People often find themselves as part of a collective, following society's norms and may find oneself in places where feeling constrained by the rules and will act out to be unconstrained, as a result people are branded as nuisances or troublemakers. In the novel One Flew Over The Cuckoo's Nest, the author Ken Kesey conveys the attempt McMurphy makes to live unconstrained by the authority of Nurse Ratched. The story is very one sided and helps create an understanding for those troublemakers who are look down on in hopes of shifting ingrained ideals. The Significance of McMurphy's struggles lies in the importance placed on individuality and liberty. If McMurphy had not opposed fear and autocratic authority of Nurse Ratched nothing would have gotten better on the ward the men would still feel fear. and unnerved by a possibility of freedom. “...Then, just as she's rolling along at her biggest and meanest, McMurphy steps out of the latrine ... holding that towel around his hips-stops her dead! ” In the novel McMurphy shows little signs like this to combat thee Nurse. His defiance of her system included
In the control panel scene, McMurphy bets with the other men that he can lift the control panel even though it is too heavy for him. He is teaching Chief and the other inmates that even if you think you can't do something, you have to try. If you try and you fail that will be okay, but if you never try, you don't know what you can do. The other men and Chief have never tried to rebel against Nurse Ratched and the institution. They have watched others fail so they are afraid to try; but they are different. If they try, they might be able to defeat Nurse Ratched. They do not know about their own abilities. They lack the self-confidence and courage to do it for themselves.
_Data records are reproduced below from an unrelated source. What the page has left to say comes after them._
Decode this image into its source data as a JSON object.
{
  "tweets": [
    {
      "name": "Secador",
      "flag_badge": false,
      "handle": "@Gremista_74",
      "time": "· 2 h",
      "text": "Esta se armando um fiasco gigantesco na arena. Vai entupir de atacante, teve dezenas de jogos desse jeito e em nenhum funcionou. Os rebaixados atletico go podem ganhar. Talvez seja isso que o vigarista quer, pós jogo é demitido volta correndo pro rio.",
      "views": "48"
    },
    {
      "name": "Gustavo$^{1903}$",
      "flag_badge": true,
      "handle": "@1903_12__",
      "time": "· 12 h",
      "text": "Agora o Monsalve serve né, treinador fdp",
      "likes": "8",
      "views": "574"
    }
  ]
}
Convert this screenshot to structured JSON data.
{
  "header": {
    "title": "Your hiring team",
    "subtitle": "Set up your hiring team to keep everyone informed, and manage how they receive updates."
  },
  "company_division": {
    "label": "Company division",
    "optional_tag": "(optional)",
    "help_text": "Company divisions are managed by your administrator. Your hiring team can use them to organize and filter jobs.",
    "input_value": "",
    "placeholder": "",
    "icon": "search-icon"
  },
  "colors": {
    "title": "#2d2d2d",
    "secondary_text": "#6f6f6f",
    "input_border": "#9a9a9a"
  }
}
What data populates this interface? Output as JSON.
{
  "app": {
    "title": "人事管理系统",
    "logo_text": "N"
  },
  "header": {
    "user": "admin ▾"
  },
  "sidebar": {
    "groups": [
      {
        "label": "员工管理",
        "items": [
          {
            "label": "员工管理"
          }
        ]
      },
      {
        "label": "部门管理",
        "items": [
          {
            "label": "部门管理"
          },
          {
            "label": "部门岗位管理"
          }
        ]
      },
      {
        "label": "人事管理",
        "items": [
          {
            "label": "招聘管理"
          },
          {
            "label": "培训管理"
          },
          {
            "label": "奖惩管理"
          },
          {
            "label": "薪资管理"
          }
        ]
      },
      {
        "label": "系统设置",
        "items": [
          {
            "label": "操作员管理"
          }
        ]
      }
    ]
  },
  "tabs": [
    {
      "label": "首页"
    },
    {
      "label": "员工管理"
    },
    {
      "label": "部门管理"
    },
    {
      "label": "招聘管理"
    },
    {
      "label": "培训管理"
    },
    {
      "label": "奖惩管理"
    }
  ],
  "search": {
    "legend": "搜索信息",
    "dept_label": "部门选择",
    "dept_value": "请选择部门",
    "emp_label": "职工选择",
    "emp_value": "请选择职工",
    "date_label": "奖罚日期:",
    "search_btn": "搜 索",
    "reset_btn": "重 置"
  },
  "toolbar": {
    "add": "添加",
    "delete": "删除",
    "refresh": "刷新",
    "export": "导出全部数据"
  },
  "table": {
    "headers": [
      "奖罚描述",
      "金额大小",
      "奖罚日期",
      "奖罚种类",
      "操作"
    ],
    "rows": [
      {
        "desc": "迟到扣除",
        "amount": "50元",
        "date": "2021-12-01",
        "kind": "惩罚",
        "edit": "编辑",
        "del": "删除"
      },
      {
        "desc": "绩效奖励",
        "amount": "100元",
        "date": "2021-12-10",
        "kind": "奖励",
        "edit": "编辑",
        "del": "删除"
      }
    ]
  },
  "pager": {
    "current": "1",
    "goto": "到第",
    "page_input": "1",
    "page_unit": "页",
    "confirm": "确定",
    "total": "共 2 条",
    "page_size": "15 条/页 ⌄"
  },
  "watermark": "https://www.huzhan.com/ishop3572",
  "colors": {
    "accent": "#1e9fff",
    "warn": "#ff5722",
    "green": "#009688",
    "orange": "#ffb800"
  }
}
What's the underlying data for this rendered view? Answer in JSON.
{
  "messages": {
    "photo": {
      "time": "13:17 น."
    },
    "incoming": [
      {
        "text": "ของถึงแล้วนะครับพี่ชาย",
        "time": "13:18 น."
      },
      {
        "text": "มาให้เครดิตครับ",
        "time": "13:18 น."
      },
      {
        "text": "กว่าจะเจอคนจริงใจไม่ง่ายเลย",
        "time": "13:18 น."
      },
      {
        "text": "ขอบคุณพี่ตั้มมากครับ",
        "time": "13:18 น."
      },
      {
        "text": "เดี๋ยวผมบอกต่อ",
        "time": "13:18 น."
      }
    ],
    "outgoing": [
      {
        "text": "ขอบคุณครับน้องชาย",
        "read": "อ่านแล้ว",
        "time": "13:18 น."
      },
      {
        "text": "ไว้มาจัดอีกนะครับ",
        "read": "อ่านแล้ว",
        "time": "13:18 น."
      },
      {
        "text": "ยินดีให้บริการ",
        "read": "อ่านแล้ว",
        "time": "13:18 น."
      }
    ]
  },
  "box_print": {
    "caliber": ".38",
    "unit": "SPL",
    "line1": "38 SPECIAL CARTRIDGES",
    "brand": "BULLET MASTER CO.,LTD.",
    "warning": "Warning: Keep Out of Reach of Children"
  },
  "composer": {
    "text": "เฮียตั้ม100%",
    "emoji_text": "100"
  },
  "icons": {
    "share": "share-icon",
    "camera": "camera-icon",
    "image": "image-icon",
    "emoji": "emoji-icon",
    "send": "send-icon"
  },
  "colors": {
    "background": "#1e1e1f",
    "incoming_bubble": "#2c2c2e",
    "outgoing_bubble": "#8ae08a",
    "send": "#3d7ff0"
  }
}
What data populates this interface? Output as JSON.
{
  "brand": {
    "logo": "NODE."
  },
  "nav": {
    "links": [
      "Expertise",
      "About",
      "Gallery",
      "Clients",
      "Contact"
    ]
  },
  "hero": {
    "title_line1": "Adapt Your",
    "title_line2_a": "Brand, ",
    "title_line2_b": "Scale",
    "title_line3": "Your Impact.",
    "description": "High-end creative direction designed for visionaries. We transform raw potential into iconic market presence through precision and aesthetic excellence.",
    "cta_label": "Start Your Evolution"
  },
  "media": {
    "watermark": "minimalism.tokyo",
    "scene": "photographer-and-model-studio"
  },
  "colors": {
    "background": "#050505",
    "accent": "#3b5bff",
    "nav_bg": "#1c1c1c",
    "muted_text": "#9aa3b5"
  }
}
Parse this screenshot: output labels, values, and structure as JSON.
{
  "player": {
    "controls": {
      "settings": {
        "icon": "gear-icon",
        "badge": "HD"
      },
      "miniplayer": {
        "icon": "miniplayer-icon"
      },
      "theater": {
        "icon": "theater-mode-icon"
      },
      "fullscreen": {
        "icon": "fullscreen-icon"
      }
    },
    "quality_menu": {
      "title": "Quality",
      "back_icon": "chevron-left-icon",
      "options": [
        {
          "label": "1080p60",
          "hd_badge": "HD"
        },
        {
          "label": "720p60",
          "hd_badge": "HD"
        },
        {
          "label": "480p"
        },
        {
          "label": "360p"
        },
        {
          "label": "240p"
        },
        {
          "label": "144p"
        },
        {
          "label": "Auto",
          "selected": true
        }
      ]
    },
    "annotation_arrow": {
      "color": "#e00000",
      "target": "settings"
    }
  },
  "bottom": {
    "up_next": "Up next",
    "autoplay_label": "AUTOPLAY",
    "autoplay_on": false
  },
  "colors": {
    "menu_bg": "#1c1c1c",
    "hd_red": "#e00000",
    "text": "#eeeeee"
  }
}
So McMurphy shows them how to try. "But I tried, though,' he says. Goddammit, I sure as hell did that much, now, didn't I?"(111)